■ **Exercise brief**: Before copying, set the pictures aside; then repeat every line below verbatim.

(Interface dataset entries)
=== Section Start ===

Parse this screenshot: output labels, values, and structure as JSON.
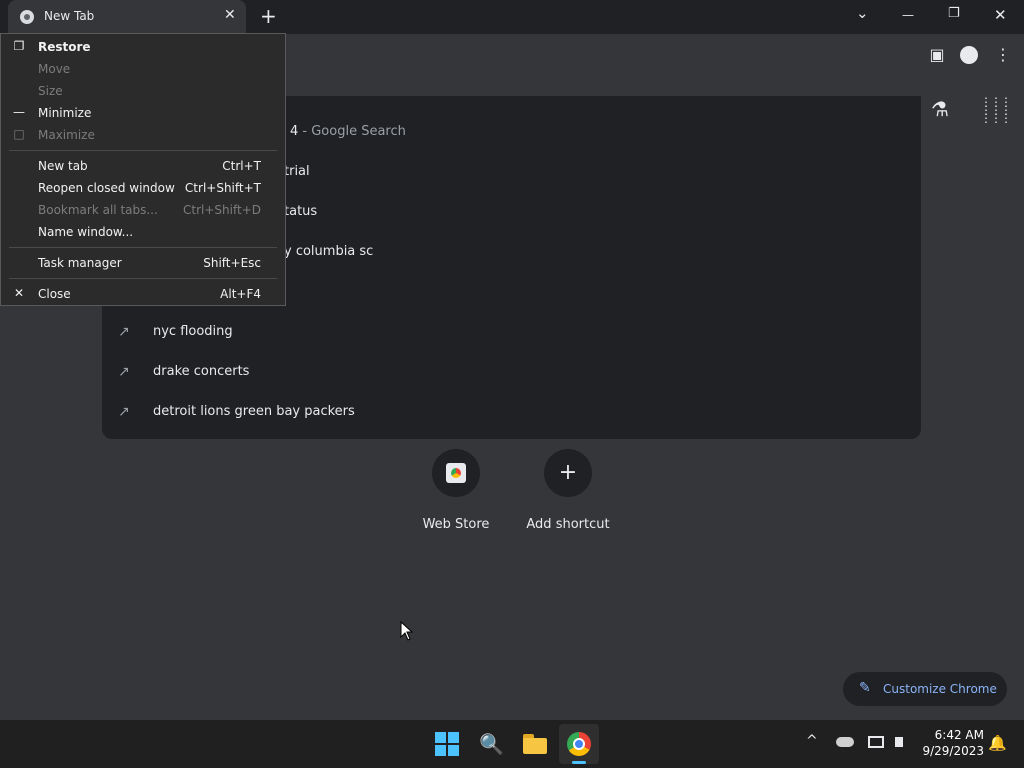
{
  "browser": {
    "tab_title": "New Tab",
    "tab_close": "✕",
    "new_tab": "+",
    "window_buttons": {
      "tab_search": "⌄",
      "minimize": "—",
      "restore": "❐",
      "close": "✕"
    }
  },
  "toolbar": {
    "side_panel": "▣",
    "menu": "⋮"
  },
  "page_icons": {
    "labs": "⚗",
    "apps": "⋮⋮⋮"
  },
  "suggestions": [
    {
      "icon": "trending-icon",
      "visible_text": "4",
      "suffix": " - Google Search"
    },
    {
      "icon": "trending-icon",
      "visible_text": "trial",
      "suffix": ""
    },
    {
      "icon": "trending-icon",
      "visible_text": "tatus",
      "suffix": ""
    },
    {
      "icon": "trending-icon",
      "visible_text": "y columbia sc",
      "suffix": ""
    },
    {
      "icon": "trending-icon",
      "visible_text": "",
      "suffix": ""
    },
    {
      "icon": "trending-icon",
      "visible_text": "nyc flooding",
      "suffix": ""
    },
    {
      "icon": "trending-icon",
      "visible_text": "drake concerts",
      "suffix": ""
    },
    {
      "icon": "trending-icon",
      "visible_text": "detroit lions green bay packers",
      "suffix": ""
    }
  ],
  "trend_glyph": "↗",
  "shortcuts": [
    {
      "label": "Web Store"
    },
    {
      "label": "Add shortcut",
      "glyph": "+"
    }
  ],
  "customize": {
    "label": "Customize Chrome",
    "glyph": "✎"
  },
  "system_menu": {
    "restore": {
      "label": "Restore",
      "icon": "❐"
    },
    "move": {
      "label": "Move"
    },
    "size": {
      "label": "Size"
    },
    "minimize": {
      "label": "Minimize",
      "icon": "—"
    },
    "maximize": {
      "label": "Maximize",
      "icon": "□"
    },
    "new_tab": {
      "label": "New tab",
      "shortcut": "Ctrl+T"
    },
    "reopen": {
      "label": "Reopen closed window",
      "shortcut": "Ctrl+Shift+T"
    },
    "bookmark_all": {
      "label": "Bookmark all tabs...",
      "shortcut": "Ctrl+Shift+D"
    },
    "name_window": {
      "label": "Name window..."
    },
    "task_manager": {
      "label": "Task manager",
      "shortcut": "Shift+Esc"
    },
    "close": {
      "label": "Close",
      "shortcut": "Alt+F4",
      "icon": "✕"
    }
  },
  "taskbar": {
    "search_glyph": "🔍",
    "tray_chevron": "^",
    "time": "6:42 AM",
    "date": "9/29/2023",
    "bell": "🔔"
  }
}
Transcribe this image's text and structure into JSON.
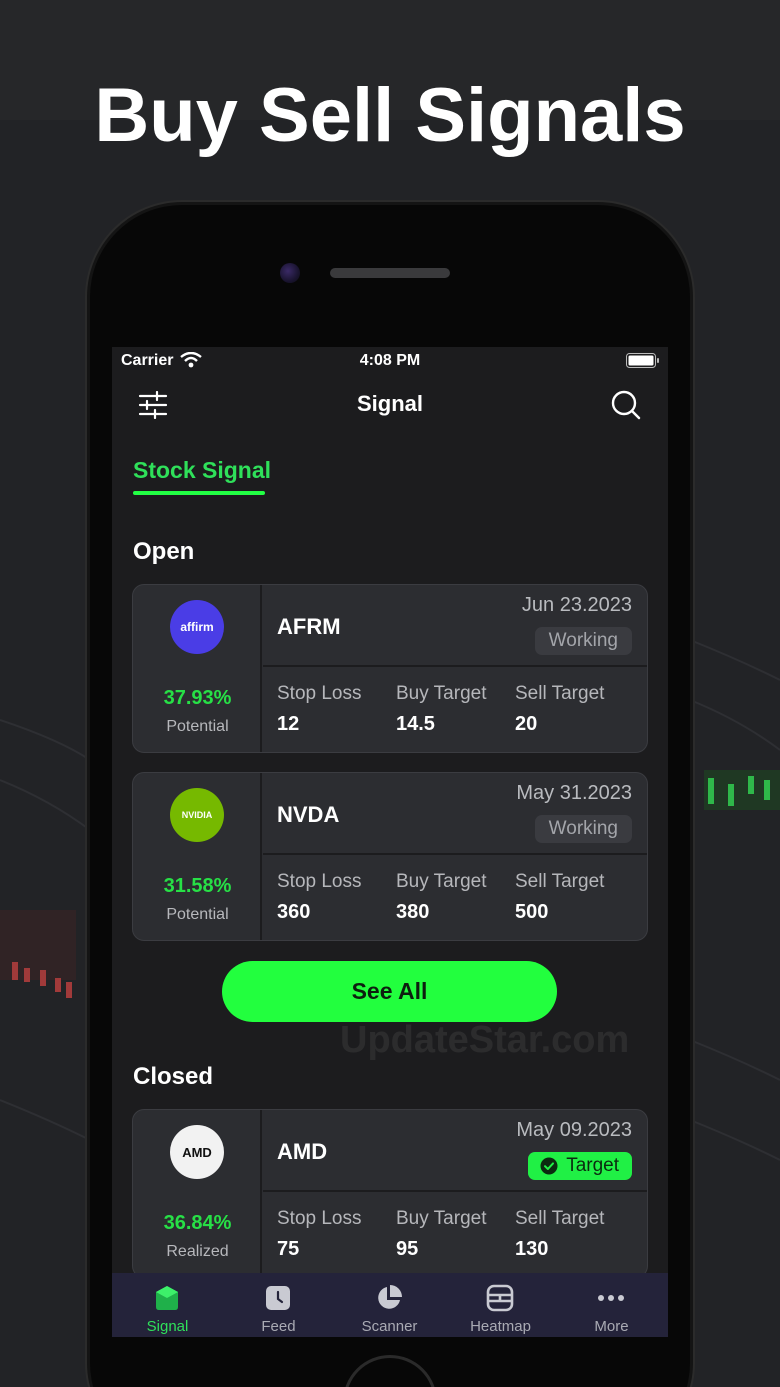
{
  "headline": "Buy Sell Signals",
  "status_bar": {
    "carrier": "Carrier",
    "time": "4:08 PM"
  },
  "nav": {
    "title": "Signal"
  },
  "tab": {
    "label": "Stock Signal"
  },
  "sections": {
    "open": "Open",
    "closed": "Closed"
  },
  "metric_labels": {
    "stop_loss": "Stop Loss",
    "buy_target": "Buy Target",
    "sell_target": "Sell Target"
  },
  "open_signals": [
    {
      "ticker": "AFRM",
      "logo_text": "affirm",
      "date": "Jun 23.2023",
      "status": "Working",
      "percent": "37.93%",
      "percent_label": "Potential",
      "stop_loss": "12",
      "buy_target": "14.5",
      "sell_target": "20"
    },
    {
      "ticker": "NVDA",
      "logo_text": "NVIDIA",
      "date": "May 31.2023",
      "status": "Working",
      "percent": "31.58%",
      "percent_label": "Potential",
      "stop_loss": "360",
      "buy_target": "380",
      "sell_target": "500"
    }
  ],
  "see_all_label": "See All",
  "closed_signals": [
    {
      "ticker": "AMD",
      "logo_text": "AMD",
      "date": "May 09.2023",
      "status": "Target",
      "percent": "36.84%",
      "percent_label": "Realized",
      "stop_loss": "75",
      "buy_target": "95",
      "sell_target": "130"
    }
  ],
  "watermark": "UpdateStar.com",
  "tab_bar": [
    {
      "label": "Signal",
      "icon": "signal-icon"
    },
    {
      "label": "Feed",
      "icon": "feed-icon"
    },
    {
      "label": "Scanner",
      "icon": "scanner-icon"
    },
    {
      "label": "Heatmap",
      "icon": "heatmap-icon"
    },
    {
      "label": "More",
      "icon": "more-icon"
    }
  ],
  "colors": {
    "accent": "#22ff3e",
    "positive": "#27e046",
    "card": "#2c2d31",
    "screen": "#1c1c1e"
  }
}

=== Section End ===

■ **Response for this exercise**:
Parse this screenshot: output labels, values, and structure as JSON.
{
  "browser": {
    "tab_title": "New Tab",
    "tab_close": "✕",
    "new_tab": "+",
    "window_buttons": {
      "tab_search": "⌄",
      "minimize": "—",
      "restore": "❐",
      "close": "✕"
    }
  },
  "toolbar": {
    "side_panel": "▣",
    "menu": "⋮"
  },
  "page_icons": {
    "labs": "⚗",
    "apps": "⋮⋮⋮"
  },
  "suggestions": [
    {
      "icon": "trending-icon",
      "visible_text": "4",
      "suffix": " - Google Search"
    },
    {
      "icon": "trending-icon",
      "visible_text": "trial",
      "suffix": ""
    },
    {
      "icon": "trending-icon",
      "visible_text": "tatus",
      "suffix": ""
    },
    {
      "icon": "trending-icon",
      "visible_text": "y columbia sc",
      "suffix": ""
    },
    {
      "icon": "trending-icon",
      "visible_text": "",
      "suffix": ""
    },
    {
      "icon": "trending-icon",
      "visible_text": "nyc flooding",
      "suffix": ""
    },
    {
      "icon": "trending-icon",
      "visible_text": "drake concerts",
      "suffix": ""
    },
    {
      "icon": "trending-icon",
      "visible_text": "detroit lions green bay packers",
      "suffix": ""
    }
  ],
  "trend_glyph": "↗",
  "shortcuts": [
    {
      "label": "Web Store"
    },
    {
      "label": "Add shortcut",
      "glyph": "+"
    }
  ],
  "customize": {
    "label": "Customize Chrome",
    "glyph": "✎"
  },
  "system_menu": {
    "restore": {
      "label": "Restore",
      "icon": "❐"
    },
    "move": {
      "label": "Move"
    },
    "size": {
      "label": "Size"
    },
    "minimize": {
      "label": "Minimize",
      "icon": "—"
    },
    "maximize": {
      "label": "Maximize",
      "icon": "□"
    },
    "new_tab": {
      "label": "New tab",
      "shortcut": "Ctrl+T"
    },
    "reopen": {
      "label": "Reopen closed window",
      "shortcut": "Ctrl+Shift+T"
    },
    "bookmark_all": {
      "label": "Bookmark all tabs...",
      "shortcut": "Ctrl+Shift+D"
    },
    "name_window": {
      "label": "Name window..."
    },
    "task_manager": {
      "label": "Task manager",
      "shortcut": "Shift+Esc"
    },
    "close": {
      "label": "Close",
      "shortcut": "Alt+F4",
      "icon": "✕"
    }
  },
  "taskbar": {
    "search_glyph": "🔍",
    "tray_chevron": "^",
    "time": "6:42 AM",
    "date": "9/29/2023",
    "bell": "🔔"
  }
}
Transcribe this image's text and structure into JSON.
{
  "headline": "Buy Sell Signals",
  "status_bar": {
    "carrier": "Carrier",
    "time": "4:08 PM"
  },
  "nav": {
    "title": "Signal"
  },
  "tab": {
    "label": "Stock Signal"
  },
  "sections": {
    "open": "Open",
    "closed": "Closed"
  },
  "metric_labels": {
    "stop_loss": "Stop Loss",
    "buy_target": "Buy Target",
    "sell_target": "Sell Target"
  },
  "open_signals": [
    {
      "ticker": "AFRM",
      "logo_text": "affirm",
      "date": "Jun 23.2023",
      "status": "Working",
      "percent": "37.93%",
      "percent_label": "Potential",
      "stop_loss": "12",
      "buy_target": "14.5",
      "sell_target": "20"
    },
    {
      "ticker": "NVDA",
      "logo_text": "NVIDIA",
      "date": "May 31.2023",
      "status": "Working",
      "percent": "31.58%",
      "percent_label": "Potential",
      "stop_loss": "360",
      "buy_target": "380",
      "sell_target": "500"
    }
  ],
  "see_all_label": "See All",
  "closed_signals": [
    {
      "ticker": "AMD",
      "logo_text": "AMD",
      "date": "May 09.2023",
      "status": "Target",
      "percent": "36.84%",
      "percent_label": "Realized",
      "stop_loss": "75",
      "buy_target": "95",
      "sell_target": "130"
    }
  ],
  "watermark": "UpdateStar.com",
  "tab_bar": [
    {
      "label": "Signal",
      "icon": "signal-icon"
    },
    {
      "label": "Feed",
      "icon": "feed-icon"
    },
    {
      "label": "Scanner",
      "icon": "scanner-icon"
    },
    {
      "label": "Heatmap",
      "icon": "heatmap-icon"
    },
    {
      "label": "More",
      "icon": "more-icon"
    }
  ],
  "colors": {
    "accent": "#22ff3e",
    "positive": "#27e046",
    "card": "#2c2d31",
    "screen": "#1c1c1e"
  }
}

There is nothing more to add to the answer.